Rectification can be done by making use of a diode. A diode affecting rectification is said to be acting as a rectifier.
(a) Static plate resistance
(i) Rp = Vp/Ip
(ii) Rp ∝ (Vp)-1/2
(iii) Rp ∝ (Ip)-1/3
(b) Dynamic plate resistance:-
(i) rp = (ΔVp/ΔIp)
Half-wave rectifier: It is the type of rectification in which only one half of the input a.c. is translated into the output.
Full-wave rectifier: A rectifier in which current flows through the load for both the halves of input a.c. is called half-wave rectifier.
It is a vacuum tube containing three elements namely plate, filament and grid.
(a) Plate resistance (rp): It is defined as the ratio between changes in plate potential keeping grid potential constant to the corresponding change in plate current.
(b) Mutual Inductance (gm): (Trans-conductance):- It is defined as the ratio between change in plate current to the change in grid potential keeping plate potential constant required to bring about that change in current.

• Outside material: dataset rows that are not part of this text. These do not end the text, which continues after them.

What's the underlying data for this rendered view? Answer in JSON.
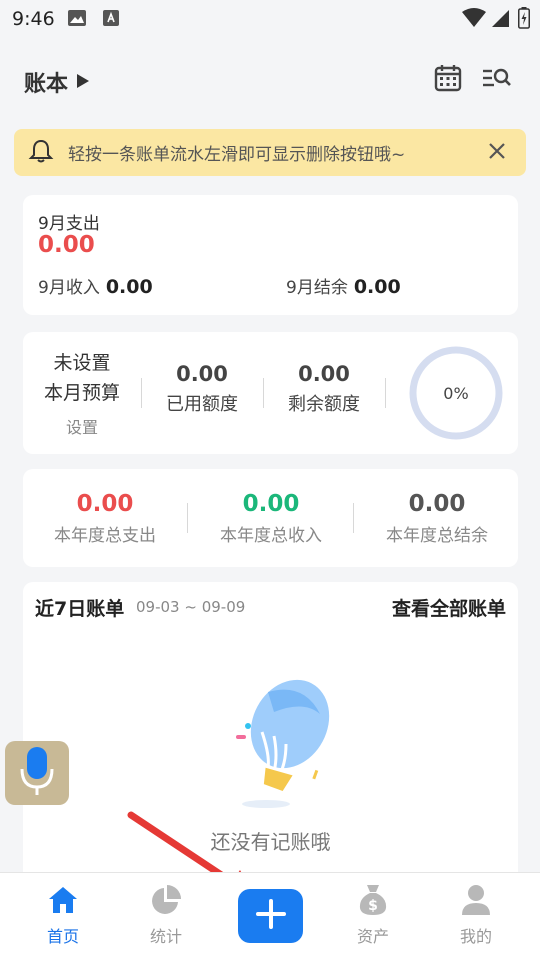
{
  "status_bar": {
    "time": "9:46"
  },
  "header": {
    "title": "账本"
  },
  "notice": {
    "text": "轻按一条账单流水左滑即可显示删除按钮哦~"
  },
  "month_summary": {
    "expense_label": "9月支出",
    "expense_value": "0.00",
    "income_label": "9月收入",
    "income_value": "0.00",
    "balance_label": "9月结余",
    "balance_value": "0.00"
  },
  "budget": {
    "status_line1": "未设置",
    "status_line2": "本月预算",
    "set_label": "设置",
    "used_value": "0.00",
    "used_label": "已用额度",
    "remaining_value": "0.00",
    "remaining_label": "剩余额度",
    "percent": "0%"
  },
  "yearly": [
    {
      "value": "0.00",
      "label": "本年度总支出",
      "color": "#ea4d4d"
    },
    {
      "value": "0.00",
      "label": "本年度总收入",
      "color": "#1bb77a"
    },
    {
      "value": "0.00",
      "label": "本年度总结余",
      "color": "#555555"
    }
  ],
  "recent": {
    "title": "近7日账单",
    "date_range": "09-03 ~ 09-09",
    "view_all": "查看全部账单",
    "empty_text": "还没有记账哦"
  },
  "tabs": [
    {
      "label": "首页",
      "icon": "home-icon",
      "active": true
    },
    {
      "label": "统计",
      "icon": "pie-chart-icon",
      "active": false
    },
    {
      "label": "资产",
      "icon": "money-bag-icon",
      "active": false
    },
    {
      "label": "我的",
      "icon": "user-icon",
      "active": false
    }
  ],
  "colors": {
    "accent": "#1a7cf0",
    "expense": "#ea4d4d",
    "income": "#1bb77a",
    "notice_bg": "#fbe7a3"
  }
}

(c) Amplification factor (μ): it is defined as the ratio between change in plate potential keeping grid potential constant to the change in grid potential keeping plate potential constant, in order to bring about same change in plate current.
(d) Relation between μ, rp and gm:
(e) rp ∝Ip-1/3
Triode as an amplifier: Process of increasing the amplitude of the input signal is called amplification. A triode affecting an increase in the amplitude of a signal is said to be acting as an amplifier.
It is the ratio between the output voltage (voltage across the load resistance RL) to the signal voltage.
Voltage gain = V0/eg = μRL/RL+rp = μ/[1+(rp/RL)]
This indicates that the voltage gain depend upon the load resistance. For RL=∞, voltage gain is equal to the amplification factor.
(a) Ip = (μVg/RL+rp)
(b) A =μRL/RL+rp
(c) Amax = μ
(d) μ = A [1+(rp/RL)]
(e) A = μ/2 if RL = rp
Cut off voltage
Vg = -(Vp/μ)
Plate current equation
Ip = K[Vg+(Vp/μ)]3/2
Triode as an oscillator:- A triode producing high frequency oscillating waves, of constant amplitude, is said to be acting as an oscillator.
Frequency of oscillation waves (f):- f = 1/2π√LC
Here L is the inductance and C is the capacitance.
Majority charge carrier
(a) For N-type semiconductor:- electron
(b) For P-type semiconductor:- hole
Electrical conductivity of semiconductors:-
(a) σ = e(neμe + nhμh)
Here, ne is the electron density, nh is the hole density, is the electric mobilities μe and μh is the hole mobilities.
(a) n-type:- σ = eneμe
(b) p-type:- σ = ennμn
(a) IE = IC+IB (IB << IE, IB<<IC)
(b) Current gains:-
α = IC/IE, αac = ΔIC/ΔIE
β = IC/IB, βac = ΔIC/ΔIB
(c) Relation between α and β:-
α = β/[1+ β]
β = α/[1-α]